Add it all up, and you might as well shell out an extra $100 at the time of purchase to get 64GB to give you the ability to make your own choices about how you manage your photos. The same advice works if you’re looking at an iPhone 5s. Get more storage.
Offload to MacBook or iPad
If you have a newer MacBook or iPad, when iOS 8 is released this fall, it will be pretty easy to wirelessly transfer photos and video from your iPhone to your Mac or iPad . . . but once again, that means you’ll need to be packing around a Mac or iPad. Do you have one handy all the time? I don’t. I don’t always know when I’ll have fun shooting video, but I do know that I often found myself frantically deleting stuff in the heat of the moment in order to keep shooting when my iPhone was limited to 16GB.

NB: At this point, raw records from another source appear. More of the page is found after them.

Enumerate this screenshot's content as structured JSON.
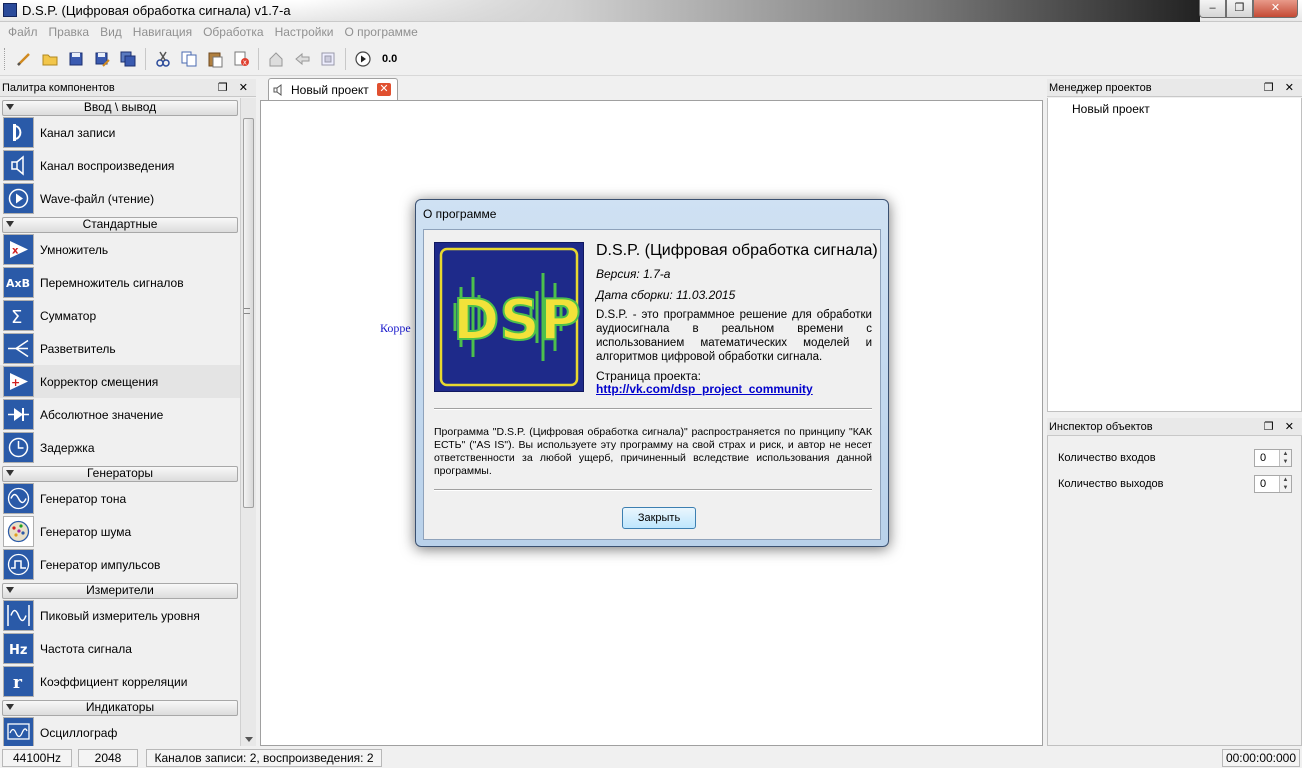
{
  "window": {
    "title": "D.S.P. (Цифровая обработка сигнала) v1.7-a",
    "controls": [
      "–",
      "❐",
      "✕"
    ]
  },
  "menu": [
    "Файл",
    "Правка",
    "Вид",
    "Навигация",
    "Обработка",
    "Настройки",
    "О программе"
  ],
  "toolbar": {
    "counter": "0.0"
  },
  "palette": {
    "title": "Палитра компонентов",
    "header_buttons": "❐ ✕",
    "categories": [
      {
        "name": "Ввод \\ вывод",
        "items": [
          "Канал записи",
          "Канал воспроизведения",
          "Wave-файл (чтение)"
        ]
      },
      {
        "name": "Стандартные",
        "items": [
          "Умножитель",
          "Перемножитель сигналов",
          "Сумматор",
          "Разветвитель",
          "Корректор смещения",
          "Абсолютное значение",
          "Задержка"
        ]
      },
      {
        "name": "Генераторы",
        "items": [
          "Генератор тона",
          "Генератор шума",
          "Генератор импульсов"
        ]
      },
      {
        "name": "Измерители",
        "items": [
          "Пиковый измеритель уровня",
          "Частота сигнала",
          "Коэффициент корреляции"
        ]
      },
      {
        "name": "Индикаторы",
        "items": [
          "Осциллограф"
        ]
      }
    ]
  },
  "editor": {
    "tab_label": "Новый проект",
    "canvas_label": "Корре"
  },
  "projects": {
    "title": "Менеджер проектов",
    "header_buttons": "❐ ✕",
    "item": "Новый проект"
  },
  "inspector": {
    "title": "Инспектор объектов",
    "header_buttons": "❐ ✕",
    "inputs_label": "Количество входов",
    "inputs_value": "0",
    "outputs_label": "Количество выходов",
    "outputs_value": "0"
  },
  "statusbar": {
    "sample_rate": "44100Hz",
    "buffer": "2048",
    "channels": "Каналов записи: 2, воспроизведения: 2",
    "time": "00:00:00:000"
  },
  "dialog": {
    "title": "О программе",
    "logo_text": "DSP",
    "app_name": "D.S.P. (Цифровая обработка сигнала)",
    "version": "Версия: 1.7-a",
    "build_date": "Дата сборки: 11.03.2015",
    "description": "D.S.P. - это программное решение для обработки аудиосигнала в реальном времени с использованием математических моделей и алгоритмов цифровой обработки сигнала.",
    "page_label": "Страница проекта:",
    "page_link": "http://vk.com/dsp_project_community",
    "license": "Программа \"D.S.P. (Цифровая обработка сигнала)\" распространяется по принципу \"КАК ЕСТЬ\" (\"AS IS\"). Вы используете эту программу на свой страх и риск, и автор не несет ответственности за любой ущерб, причиненный вследствие использования данной программы.",
    "close_label": "Закрыть"
  },
  "colors": {
    "accent": "#2a4a9a",
    "link": "#0000cc",
    "logo_bg": "#1e2a8a",
    "logo_text": "#f2e23a",
    "logo_wave": "#4cc04c"
  }
}
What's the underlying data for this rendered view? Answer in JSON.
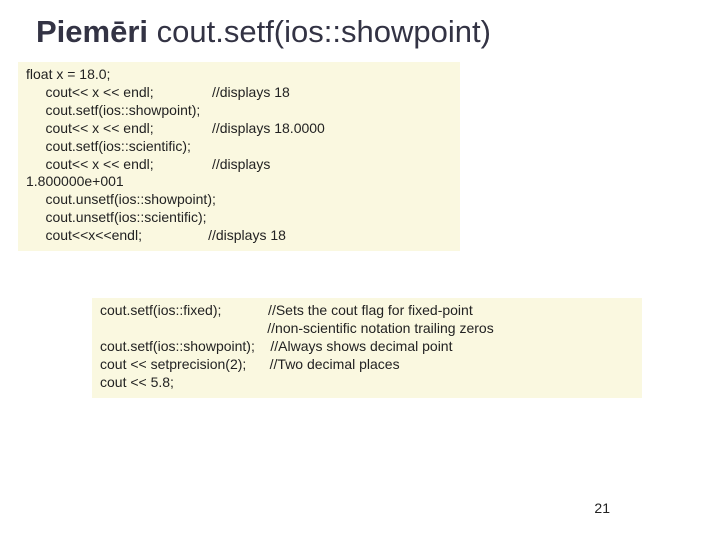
{
  "title_bold": "Piemēri",
  "title_rest": " cout.setf(ios::showpoint)",
  "code1": "float x = 18.0;\n     cout<< x << endl;               //displays 18\n     cout.setf(ios::showpoint);\n     cout<< x << endl;               //displays 18.0000\n     cout.setf(ios::scientific);\n     cout<< x << endl;               //displays\n1.800000e+001\n     cout.unsetf(ios::showpoint);\n     cout.unsetf(ios::scientific);\n     cout<<x<<endl;                 //displays 18",
  "code2": "cout.setf(ios::fixed);            //Sets the cout flag for fixed-point\n                                           //non-scientific notation trailing zeros\ncout.setf(ios::showpoint);    //Always shows decimal point\ncout << setprecision(2);      //Two decimal places\ncout << 5.8;",
  "pagenum": "21"
}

You Can’t Add Storage to an iPhone
Unlike some Android-based smartphones, the iPhone doesn’t have any extra storage slots that you can use to add more on-board storage. That means you’re stuck with what you buy. As it turns out, battery case maker Mophie has created a new battery case called the Mophie Space Pack that adds extra battery capacity to your iPhone 5 or 5s as well as adds 32GB of additional storage space. Unfortunately, this storage space isn’t really in your iPhone — it’s more like the storage space is in a backpack attached to your iPhone. And it’s not yet clear if Mophie will even make a Space Pack for the iPhone 6.
What About Games?
Some great games, for example, will use up storage space quickly, too. Case in point? The popular Infinity Blade III is a whopping 1.82GB. If you spend a weekend at the beach and run out of space for photos, you might have to delete this game . . . wiping out whatever progress you recorded along while playing it. Plenty of graphically rich games take up 1GB of space.
In fact, the iPhone 6 and 6 Plus have much improved Retina HD display screens, and Apple’s new processors are ripe for graphics-heavy games . . . and more developers than ever are building 3D games. If you want to play immersive games, get more storage.
So who is 16GB actually good for? Anyone who doesn’t take a lot of photos and video. It can also work for Mac users who are willing to sync their iPhone frequently and offload photos and video. 16GB is enough for customers who stream from Netflix or Amazon Prime or Hulu more than those who buy or rent TV shows and movies. Of course, it’s also good for those who are on tight budgets who are willing to manage their storage more actively in exchange for a $100 savings.
What about me? The last thing I want to do is actively manage my storage space before every weekend adventure. And that’s why I have the 64GB iPhone 6 — and I always recommend 64GB or more to friends and family.